▸ Exercise objective: The result should be an exact copy of the data, free of pictures.

▸ Supplied records:
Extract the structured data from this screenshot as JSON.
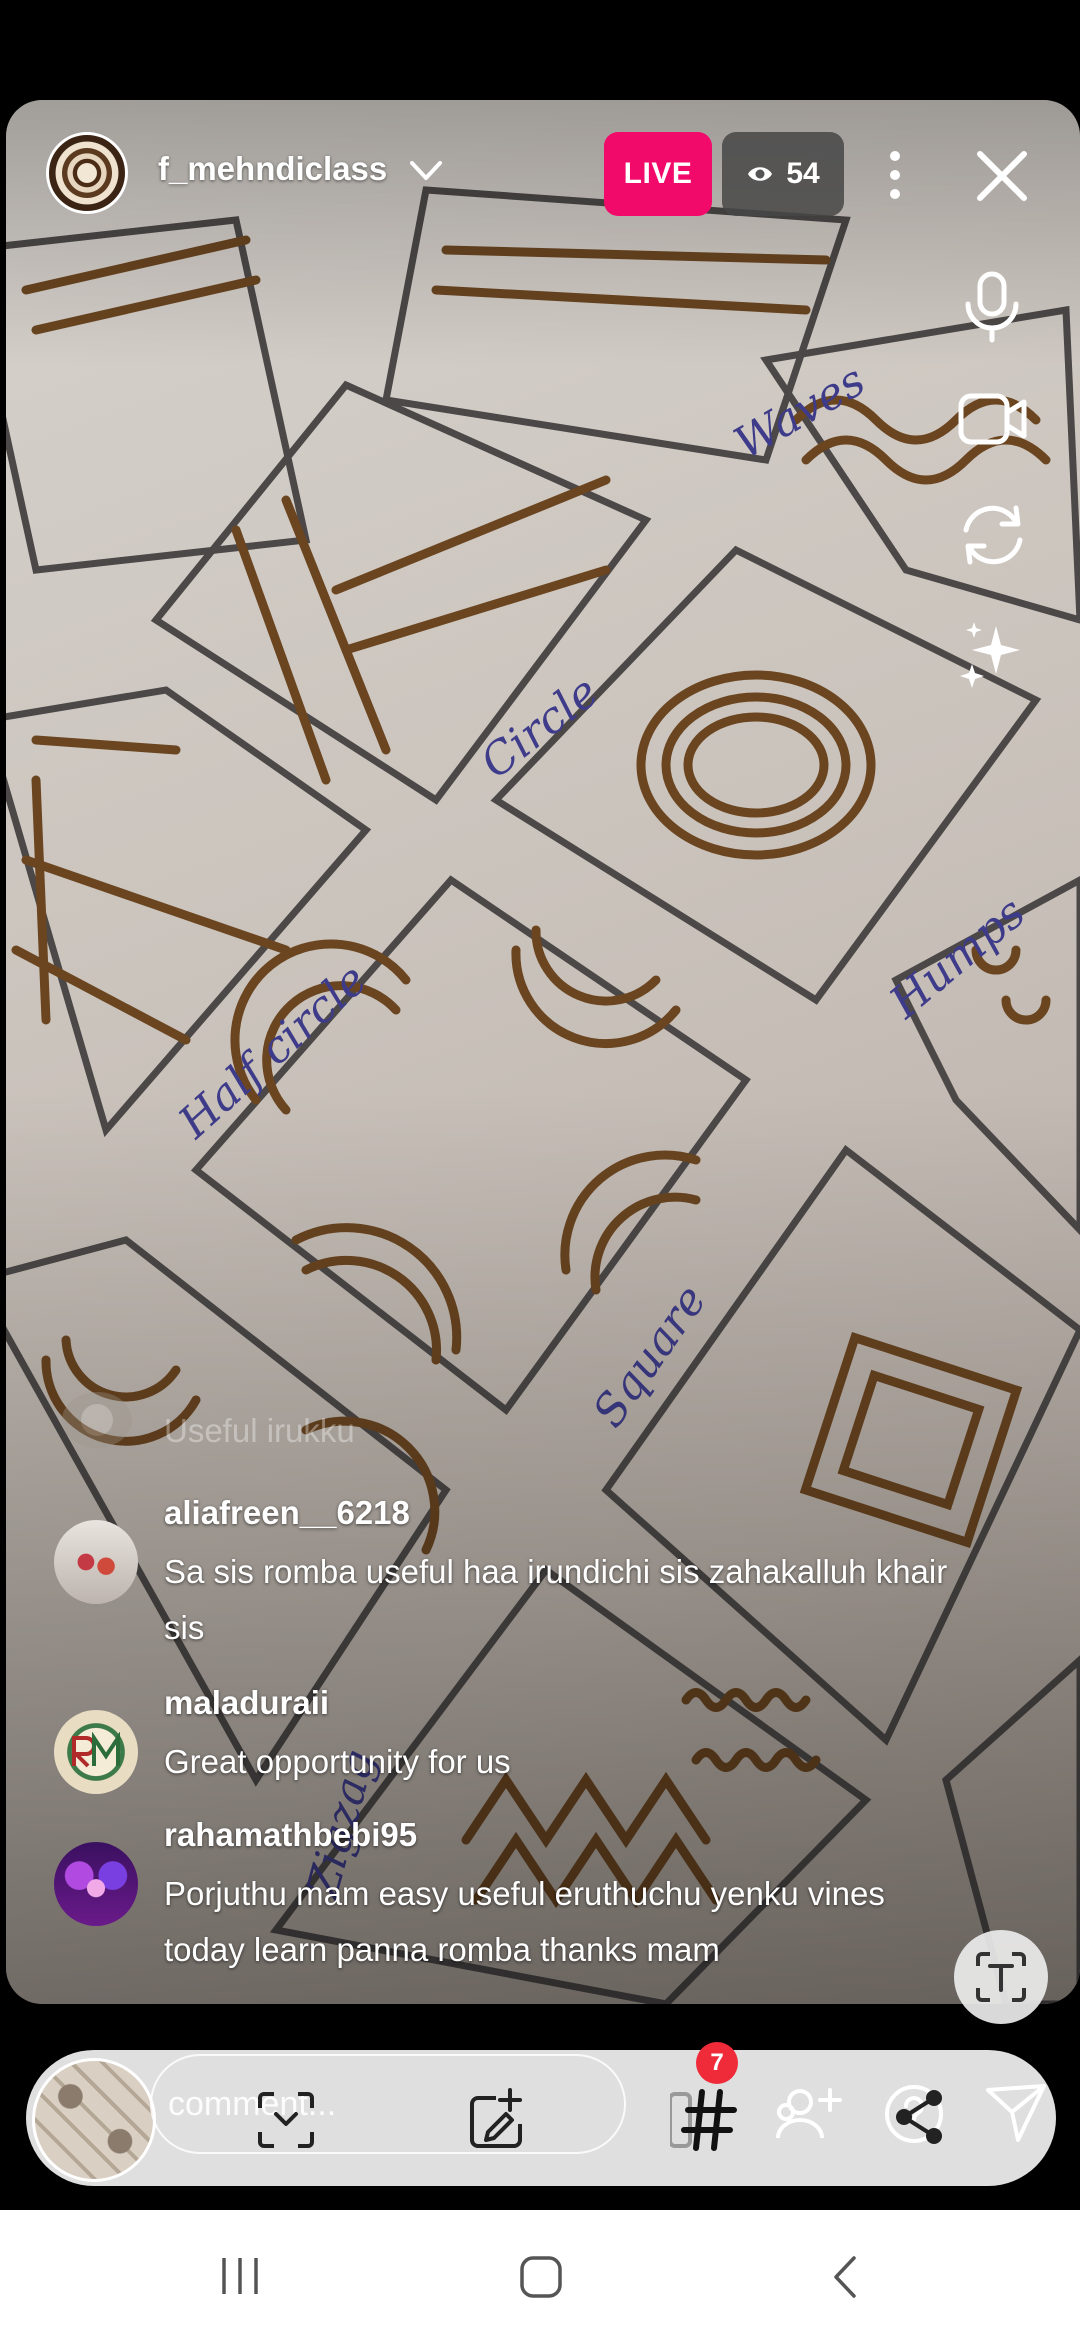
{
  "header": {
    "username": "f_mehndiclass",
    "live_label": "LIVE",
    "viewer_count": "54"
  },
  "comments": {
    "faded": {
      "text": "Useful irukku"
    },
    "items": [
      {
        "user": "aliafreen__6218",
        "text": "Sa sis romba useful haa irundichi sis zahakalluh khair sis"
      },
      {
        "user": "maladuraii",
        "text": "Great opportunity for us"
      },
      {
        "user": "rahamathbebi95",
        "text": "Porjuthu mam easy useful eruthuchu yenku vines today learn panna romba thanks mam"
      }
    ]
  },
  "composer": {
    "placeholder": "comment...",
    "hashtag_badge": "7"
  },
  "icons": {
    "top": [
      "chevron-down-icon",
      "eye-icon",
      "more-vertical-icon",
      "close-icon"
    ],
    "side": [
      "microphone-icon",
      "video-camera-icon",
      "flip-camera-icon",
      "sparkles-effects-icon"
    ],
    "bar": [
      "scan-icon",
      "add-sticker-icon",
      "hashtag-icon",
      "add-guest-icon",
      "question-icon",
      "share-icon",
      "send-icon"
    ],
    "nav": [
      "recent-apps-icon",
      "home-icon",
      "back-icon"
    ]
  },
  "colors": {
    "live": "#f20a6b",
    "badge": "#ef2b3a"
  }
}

▸ Exercise answer:
Extract the structured data from this screenshot as JSON.
{
  "header": {
    "username": "f_mehndiclass",
    "live_label": "LIVE",
    "viewer_count": "54"
  },
  "comments": {
    "faded": {
      "text": "Useful irukku"
    },
    "items": [
      {
        "user": "aliafreen__6218",
        "text": "Sa sis romba useful haa irundichi sis zahakalluh khair sis"
      },
      {
        "user": "maladuraii",
        "text": "Great opportunity for us"
      },
      {
        "user": "rahamathbebi95",
        "text": "Porjuthu mam easy useful eruthuchu yenku vines today learn panna romba thanks mam"
      }
    ]
  },
  "composer": {
    "placeholder": "comment...",
    "hashtag_badge": "7"
  },
  "icons": {
    "top": [
      "chevron-down-icon",
      "eye-icon",
      "more-vertical-icon",
      "close-icon"
    ],
    "side": [
      "microphone-icon",
      "video-camera-icon",
      "flip-camera-icon",
      "sparkles-effects-icon"
    ],
    "bar": [
      "scan-icon",
      "add-sticker-icon",
      "hashtag-icon",
      "add-guest-icon",
      "question-icon",
      "share-icon",
      "send-icon"
    ],
    "nav": [
      "recent-apps-icon",
      "home-icon",
      "back-icon"
    ]
  },
  "colors": {
    "live": "#f20a6b",
    "badge": "#ef2b3a"
  }
}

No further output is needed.